BEIRUT (AP) — U.S.-led coalition strikes in Syria continue to target areas controlled by the militant group Islamic State. Activists say overnight, a grain silo was hit, but only civilians were killed. They say the air assault was on Islamic State facilities in four provinces, including Aleppo and Raqqa (RAH'-kah). One strike hit the entrance to a Conoco gas plant, but activists say the facility itself was not damaged.

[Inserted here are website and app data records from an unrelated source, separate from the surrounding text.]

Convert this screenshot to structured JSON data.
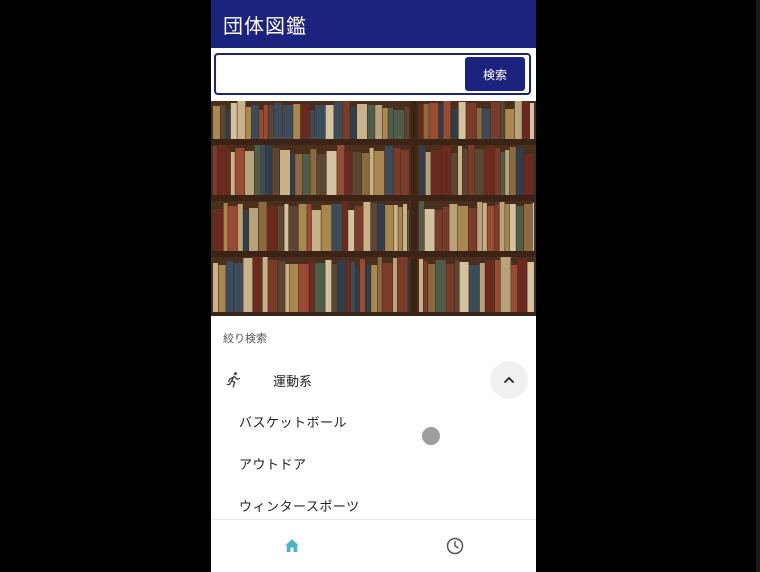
{
  "app": {
    "title": "団体図鑑"
  },
  "search": {
    "placeholder": "",
    "button_label": "検索"
  },
  "filter": {
    "section_label": "絞り検索",
    "category": {
      "label": "運動系",
      "icon": "running-icon",
      "expanded": true
    },
    "subitems": [
      {
        "label": "バスケットボール"
      },
      {
        "label": "アウトドア"
      },
      {
        "label": "ウィンタースポーツ"
      }
    ]
  },
  "bottom_nav": [
    {
      "icon": "home-icon",
      "active": true
    },
    {
      "icon": "clock-icon",
      "active": false
    }
  ],
  "colors": {
    "primary": "#1c237e",
    "accent": "#4fb3c7"
  }
}
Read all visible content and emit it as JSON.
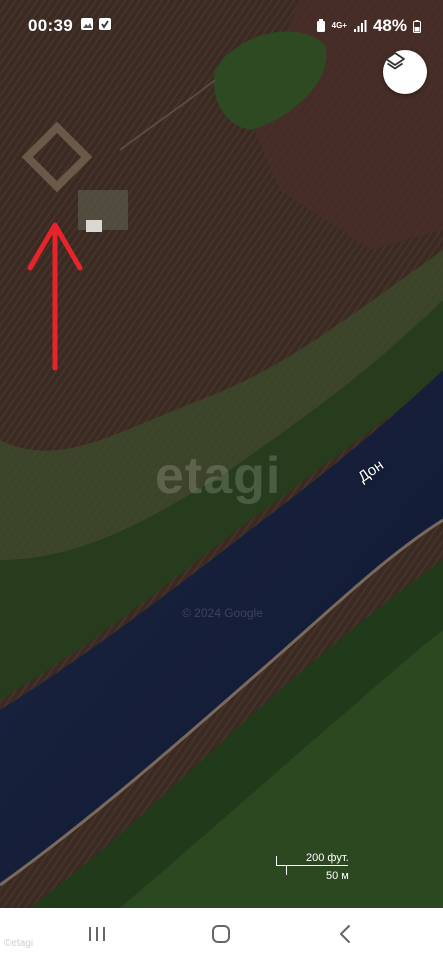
{
  "status_bar": {
    "time": "00:39",
    "network": "4G+",
    "battery": "48%",
    "icons": [
      "gallery-icon",
      "checkbox-icon",
      "battery-saver-icon",
      "signal-icon",
      "battery-icon"
    ]
  },
  "map": {
    "layers_icon": "layers-icon",
    "river_label": "Дон",
    "watermark": "etagi",
    "copyright": "© 2024 Google",
    "scale": {
      "feet_label": "200 фут.",
      "meters_label": "50 м"
    },
    "annotation": {
      "type": "arrow",
      "color": "#e8232b"
    }
  },
  "nav_bar": {
    "recents_icon": "recents-icon",
    "home_icon": "home-icon",
    "back_icon": "back-icon"
  },
  "corner_mark": "©etagi"
}
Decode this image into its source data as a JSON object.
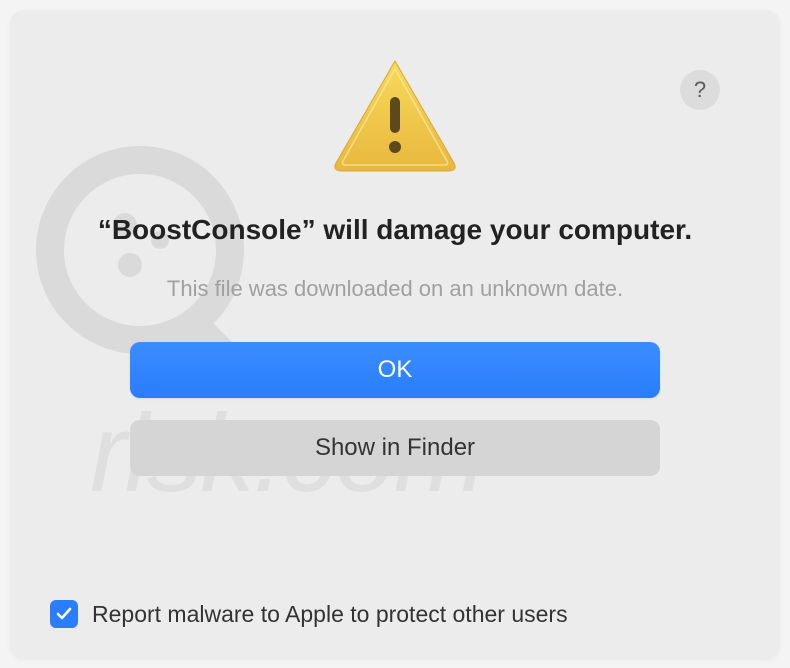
{
  "dialog": {
    "help": "?",
    "title": "“BoostConsole” will damage your computer.",
    "subtitle": "This file was downloaded on an unknown date.",
    "primary_button": "OK",
    "secondary_button": "Show in Finder",
    "checkbox_label": "Report malware to Apple to protect other users",
    "checkbox_checked": true
  },
  "watermark": {
    "text": "risk.com"
  }
}
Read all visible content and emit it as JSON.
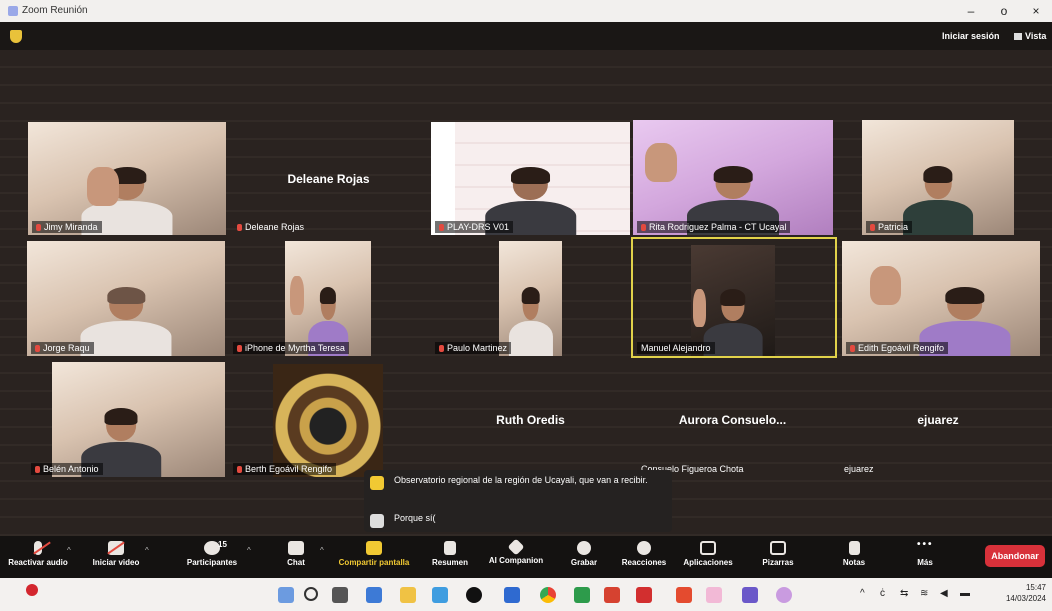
{
  "window": {
    "title": "Zoom Reunión",
    "minimize": "–",
    "maximize": "o",
    "close": "×"
  },
  "top": {
    "sign_in": "Iniciar sesión",
    "view": "Vista"
  },
  "participants": [
    {
      "name": "Jimy Miranda"
    },
    {
      "name": "Deleane Rojas",
      "label": "Deleane Rojas"
    },
    {
      "name": "PLAY-DRS V01"
    },
    {
      "name": "Rita Rodriguez Palma - CT Ucayal"
    },
    {
      "name": "Patricia"
    },
    {
      "name": "Jorge Raqu"
    },
    {
      "name": "iPhone de Myrtha Teresa"
    },
    {
      "name": "Paulo Martinez"
    },
    {
      "name": "Manuel Alejandro"
    },
    {
      "name": "Edith Egoávil Rengifo"
    },
    {
      "name": "Belén Antonio"
    },
    {
      "name": "Berth Egoávil Rengifo"
    },
    {
      "name": "",
      "label": "Ruth Oredis"
    },
    {
      "name": "Consuelo Figueroa Chota",
      "label": "Aurora Consuelo..."
    },
    {
      "name": "ejuarez",
      "label": "ejuarez"
    }
  ],
  "chat_popup": [
    {
      "text": "Observatorio regional de la región de Ucayali, que van a recibir."
    },
    {
      "text": "Porque sí("
    }
  ],
  "toolbar": {
    "audio": "Reactivar audio",
    "video": "Iniciar video",
    "participants": "Participantes",
    "participants_count": "15",
    "chat": "Chat",
    "share": "Compartir pantalla",
    "summary": "Resumen",
    "companion": "AI Companion",
    "record": "Grabar",
    "reactions": "Reacciones",
    "apps": "Aplicaciones",
    "whiteboards": "Pizarras",
    "notes": "Notas",
    "more": "Más",
    "leave": "Abandonar"
  },
  "taskbar": {
    "time": "15:47",
    "date": "14/03/2024"
  },
  "colors": {
    "accent": "#f1c933",
    "leave": "#d8313a",
    "speaker_highlight": "#e1d24a",
    "muted": "#e34a3f"
  }
}
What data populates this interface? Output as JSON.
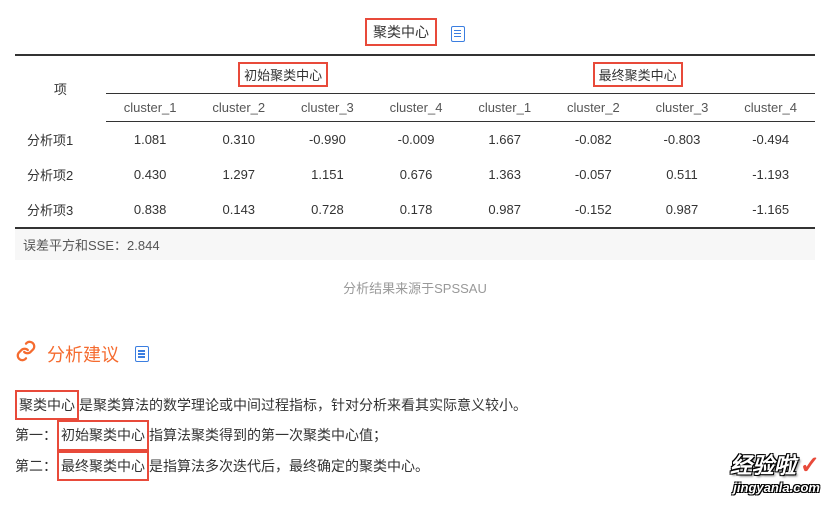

KABUL, Afghanistan (AP) — A senior adviser to President Barack Obama says Afghanistan will sign a deal tomorrow to allow American soldiers to remain in the country past the end of the year. John Podesta made the comments at a news conference at the U.S. Embassy in Kabul. Podesta said he didn't know if newly inaugurated President Ashraf Ghani Ahmadzai (ahsh-RAHF' gah-NEE' ah-mahd-ZEYE') would be the official signing the deal for Afghanistan, but said he would sign it on behalf of the U.S. The deal will allow about 10,000 American troops to stay in the country after the international combat mission ends on Dec. 31.
DETROIT (AP) — A judge overseeing Detroit's bankruptcy won't stop the city from shutting off water if people can't pay their bill. Judge Steven Rhodes announced his decision today after hearing two days of testimony last week. The water department has said it would suffer financially if ordered to supply water without payment. Officials say 30,000 customers now are enrolled in two-year payment plans, but critics say the strategy still doesn't help the poorest residents.
ATLANTA (AP) — Opening statements begin today in the trial of a dozen former Atlanta Public Schools educators and administrators accused of participating in a test cheating conspiracy. They're charged with racketeering, and some are accused of influencing witnesses and lying to state investigators. A grand jury last year indicted 35 educators and administrators, but prosecutors have agreed to plea deals with 21 of them. The trial of former superintendent Beverly Hall is delayed while she undergoes cancer treatment.
VENICE, Italy (AP) — George Clooney and Amal Alamuddin have had a second opportunity to say "I do" when they celebrated a civil ceremony in a historic palace along Venice's Grand Canal. The couple tied the knot two days earlier in a private ceremony attended by Hollywood celebrity friends and family. Today, they followed up with a required civil procedure before Italian authorities.